Pendente lite financial relief is usually retroactive to the date of filing of the motion.

For many, getting exclusive occupancy of the marital residence during the pendency of a divorce action can be as important as the ultimate divorce itself. Yet the emotional need to be free of the company of one’s spouse is never enough. The courts do not lightly infringe upon the right of a spouse to remain in his or her home even where, for example, that spouse continues an adulterous relationship, or the marital residence was owned by the other spouse prior to the marriage.

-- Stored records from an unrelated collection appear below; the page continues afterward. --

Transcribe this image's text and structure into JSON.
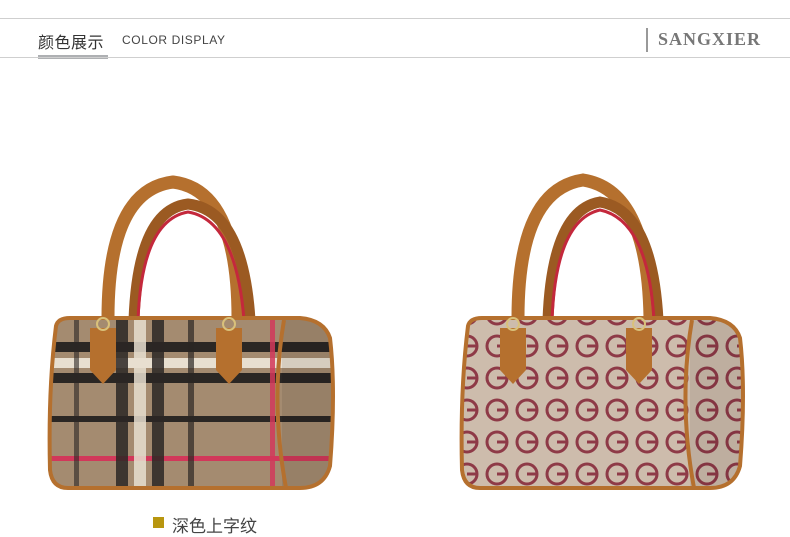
{
  "header": {
    "title_cn": "颜色展示",
    "title_en": "COLOR DISPLAY",
    "brand": "SANGXIER"
  },
  "products": [
    {
      "name": "plaid-handbag",
      "caption": "深色上字纹",
      "swatch_color": "#b8960f"
    },
    {
      "name": "monogram-handbag",
      "caption": ""
    }
  ],
  "colors": {
    "leather": "#b5702e",
    "plaid_base": "#a48b70",
    "monogram_base": "#cdbcac",
    "monogram_pattern": "#8e3a47"
  }
}
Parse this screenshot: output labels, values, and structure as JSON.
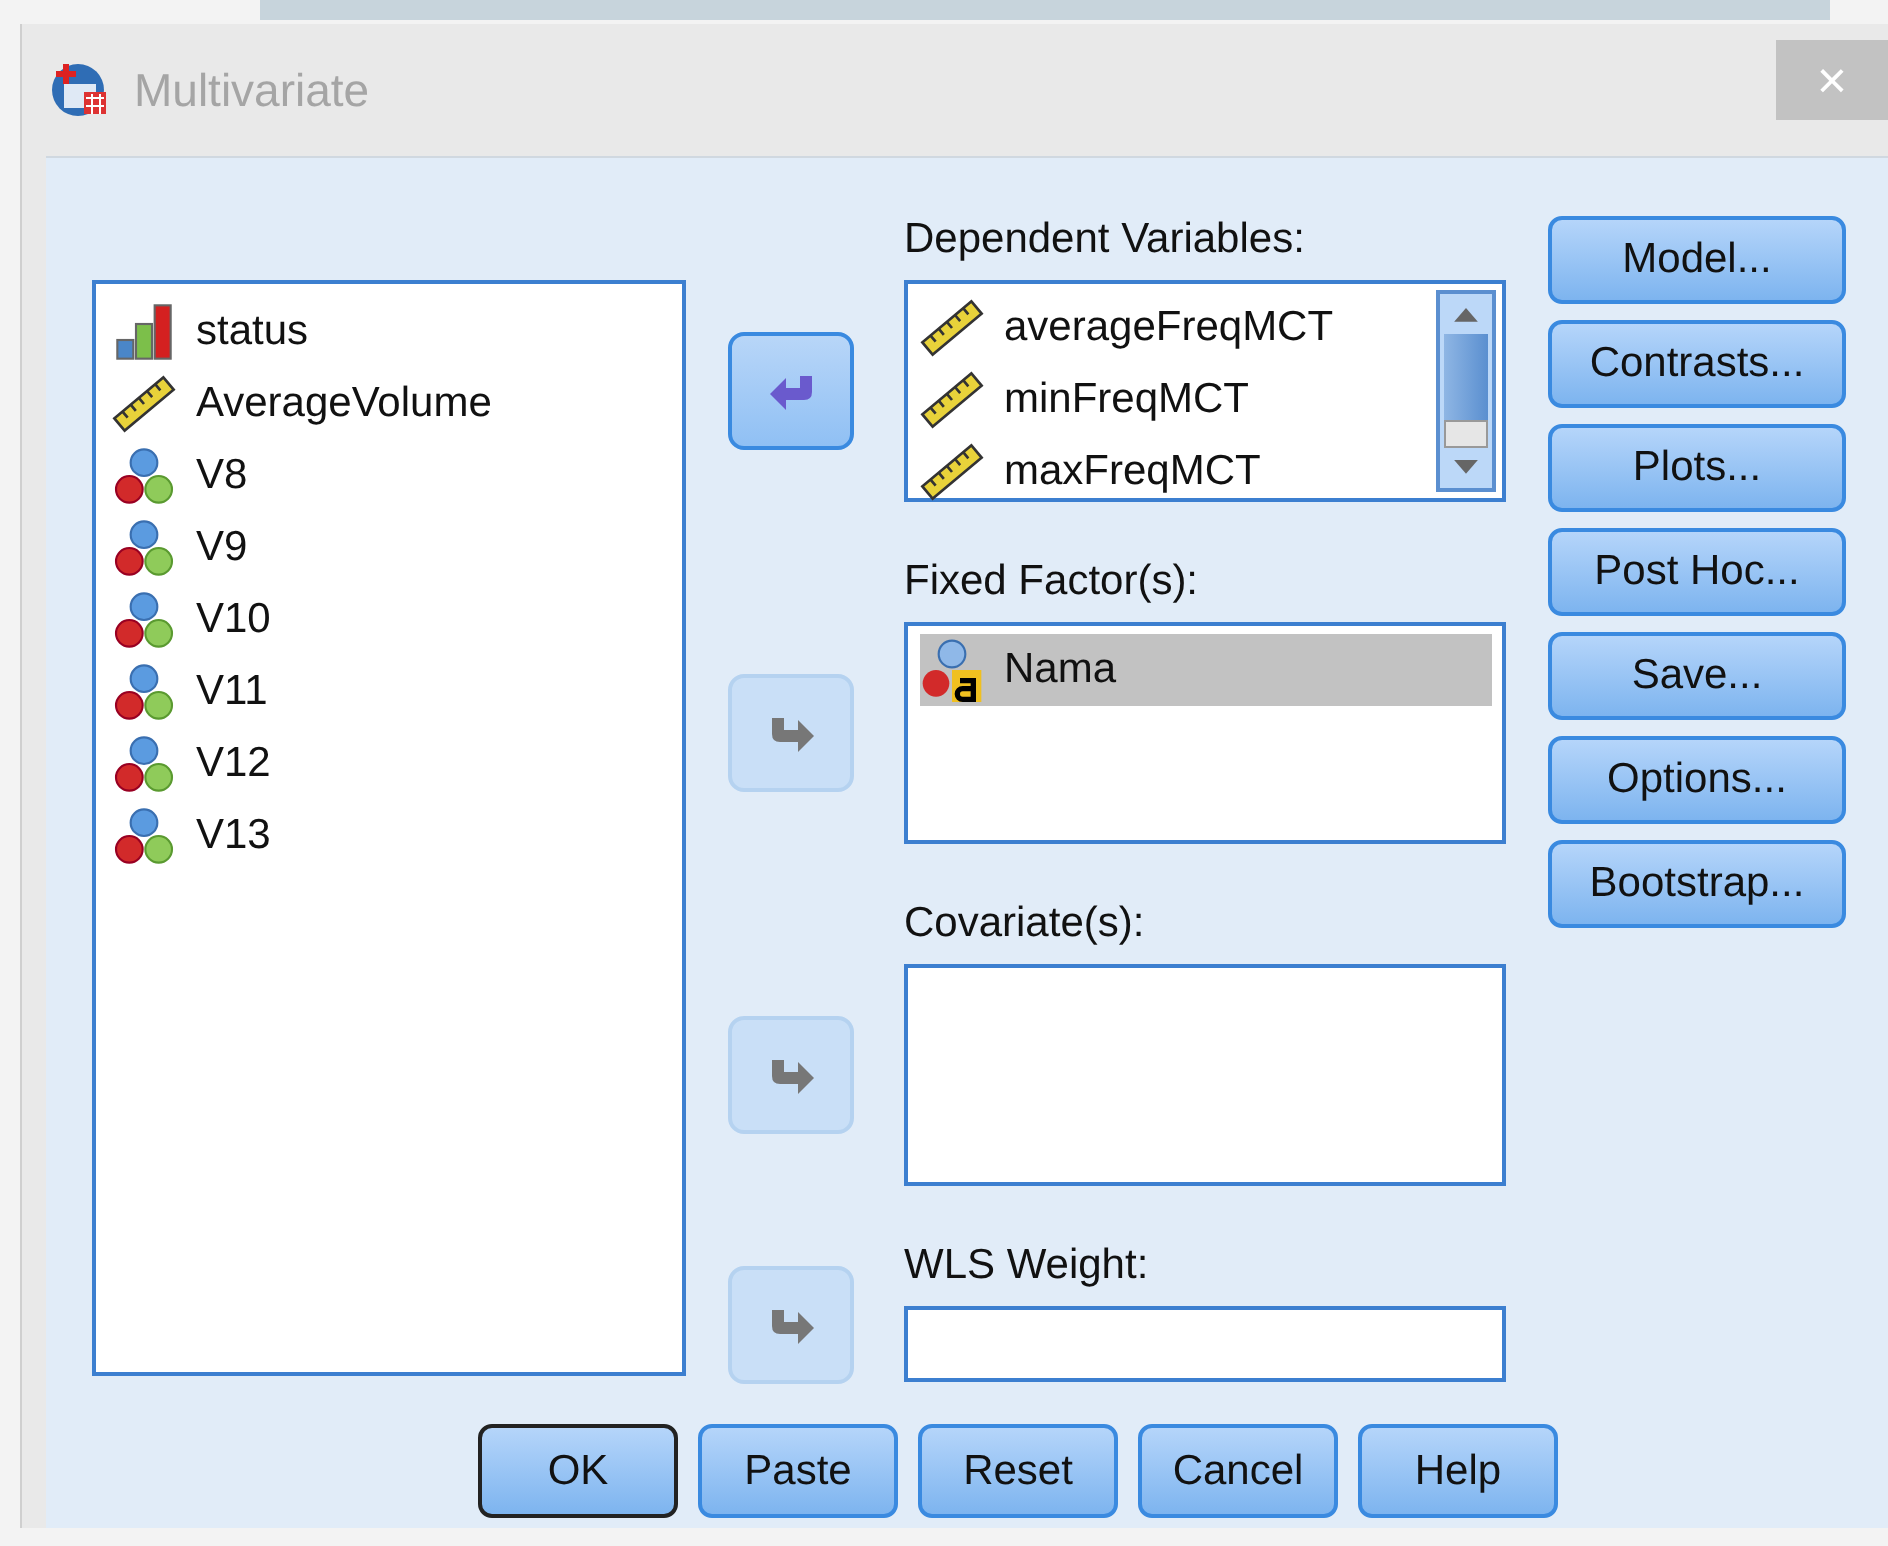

Where both parties remain in the home when the application for temporary exclusive occupancy is brought before the court, the party seeking occupancy must show that the other party is a threat to the safety of person(s) or property. The party seeking such relief must present detailed allegations supported by third party affidavits, police reports and/or hospital records may be needed to convince the court that the application is not an effort to force the other party out of the house. Even then, if the other party contradicts the allegations of the application with his or her own sworn affidavit, the court may order that a hearing be held to resolve the conflicting versions of the facts. Occasionally, the evidence of the threat to safety is sufficiently persuasive that a court will dispense with the requirement of a hearing, and grant an order of exclusive occupancy based only upon a review of the papers submitted. As I have written before, such relief can also be obtained from the Family Court on expedited basis and, occasionally, on ex parte basis,  if the safety of a party is at issue.

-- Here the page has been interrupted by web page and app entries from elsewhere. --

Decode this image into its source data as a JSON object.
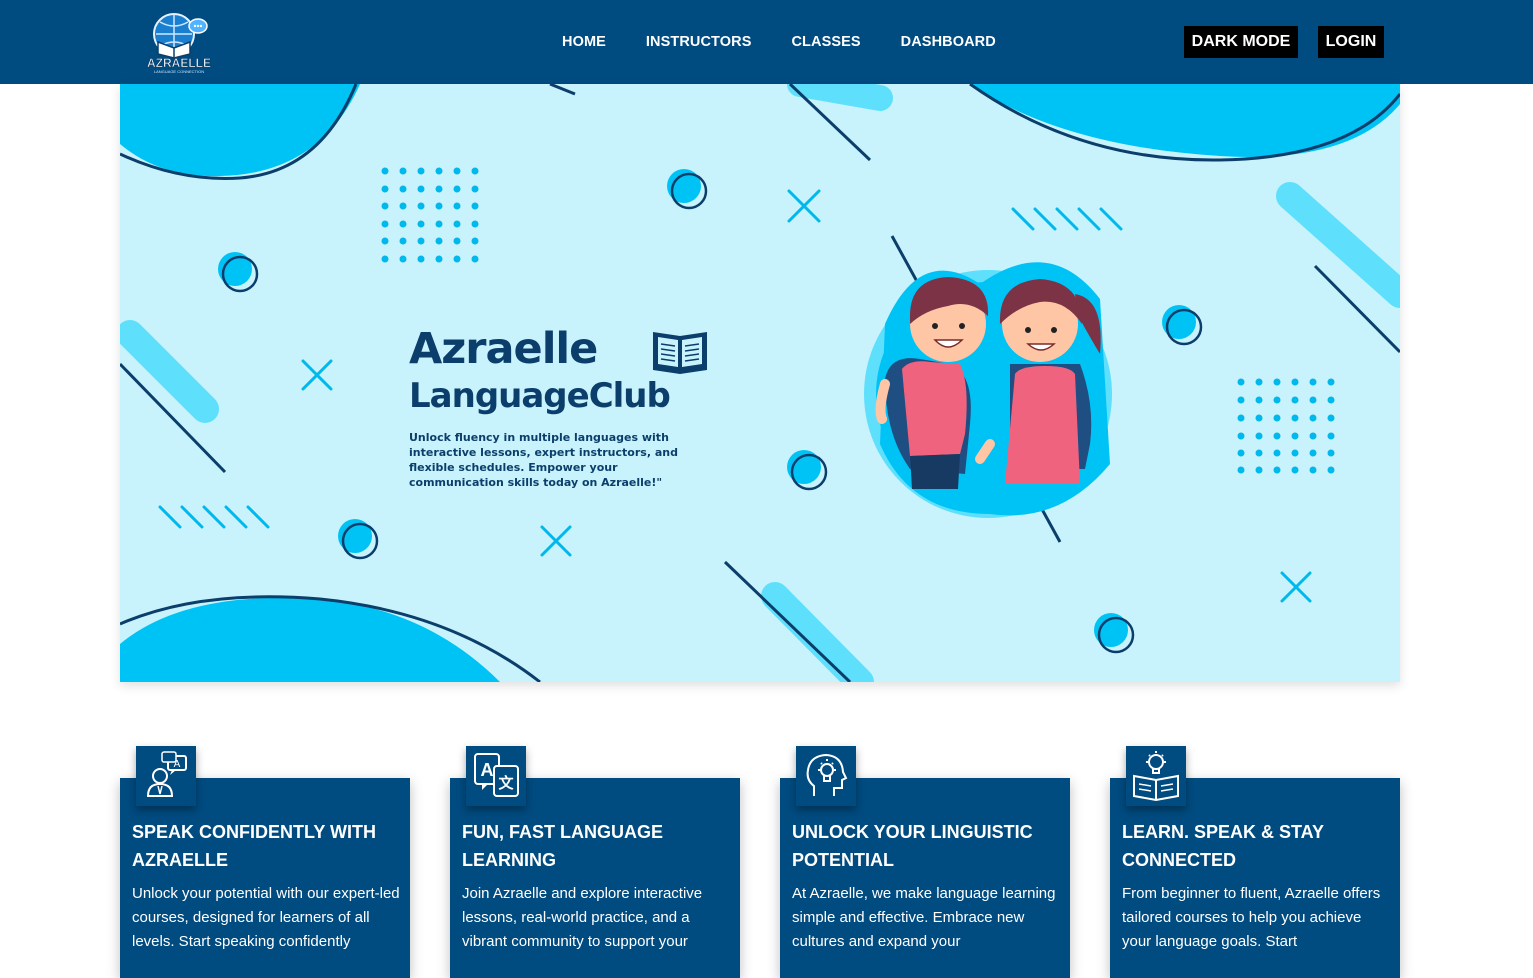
{
  "logo": {
    "text": "AZRAELLE",
    "subtext": "LANGUAGE CONNECTION"
  },
  "nav": {
    "links": [
      "HOME",
      "INSTRUCTORS",
      "CLASSES",
      "DASHBOARD"
    ],
    "dark_mode": "DARK MODE",
    "login": "LOGIN"
  },
  "hero": {
    "title": "Azraelle",
    "subtitle": "LanguageClub",
    "tagline": "Unlock fluency in multiple languages with interactive lessons, expert instructors, and flexible schedules. Empower your communication skills today on Azraelle!\""
  },
  "cards": [
    {
      "icon": "speaking-person-icon",
      "title": "SPEAK CONFIDENTLY WITH AZRAELLE",
      "text": "Unlock your potential with our expert-led courses, designed for learners of all levels. Start speaking confidently"
    },
    {
      "icon": "translate-icon",
      "title": "FUN, FAST LANGUAGE LEARNING",
      "text": "Join Azraelle and explore interactive lessons, real-world practice, and a vibrant community to support your"
    },
    {
      "icon": "lightbulb-head-icon",
      "title": "UNLOCK YOUR LINGUISTIC POTENTIAL",
      "text": "At Azraelle, we make language learning simple and effective. Embrace new cultures and expand your"
    },
    {
      "icon": "book-lightbulb-icon",
      "title": "LEARN. SPEAK & STAY CONNECTED",
      "text": "From beginner to fluent, Azraelle offers tailored courses to help you achieve your language goals. Start"
    }
  ],
  "colors": {
    "navbar": "#004b80",
    "hero_bg": "#c8f3fc",
    "accent": "#00c3f5",
    "dark_navy": "#0b3e6b",
    "button": "#000000"
  }
}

A pendente lite motion which requests either child support, maintenance or attorneys fees, must include a statement of net worth as an exhibit, even if the statement of net worth has been filed separately.

One form of relief that is typically not available as a part of a pendente lite application, is the order directing the sale of the marital residence. Such relief can only be obtained after trial.

If a party decides to violate the pendente lite order, the proper application is contempt. Shammah v. Shammah, 22 Misc.3d 822 (Sup. Ct. Nassau Co. 2008).

Usually, a pendente lite motion sets up the parties’ positions with respect to critical issues in their divorce case.  If a lawyer is successful in obtaining the relief sought, his/her client’s position going forward will better and the client’s negotiating posture may improve significantly.  Most  divorce attorneys recognize this and are careful in making pendente lite motions.

Temporary Maintenance and Prenuptial Agreements

Thursday, August 28th, 2008

While a pre-nuptial agreement might restrict or waive a spouse’s right to maintenance and equitable distribution, it may not bar temporary relief, including temporary maintenance, interim counsel fees, and a temporary injunction against the disposing of marital property. Solomon v. Solomon, 224 A.D.2d 331 (1st Dept. 1996). In cases where the parties’ pre-nuptial agreement specifically provides that no maintenance will be awarded pendent lite, however, courts have held that no temporary maintenance should be awarded. See, e.g., Arzin v. Covello, 175 Misc.2d 453 (Sup. Ct., New York County 1998).

In Forsberg v. Forsberg, 219 A.D.2d 615 (2d Dept. 1995), the Second Department upheld the validity of the parties’ pre-nuptial agreement. Nevertheless, the appellate court found that Supreme Court did not improvidently exercise its discretion in awarding the wife $200.00 per week in temporary maintenance. The Second Department noted that, “Generally, the remedy for any seeming inequity in the award of temporary maintenance is a speedy trial at which the rights of the parties may be fully determined.” Id. at 617.

Thus, any pre-nuptial agreements must be carefully drafted to specifically prohibit any claims for temporary maintenance.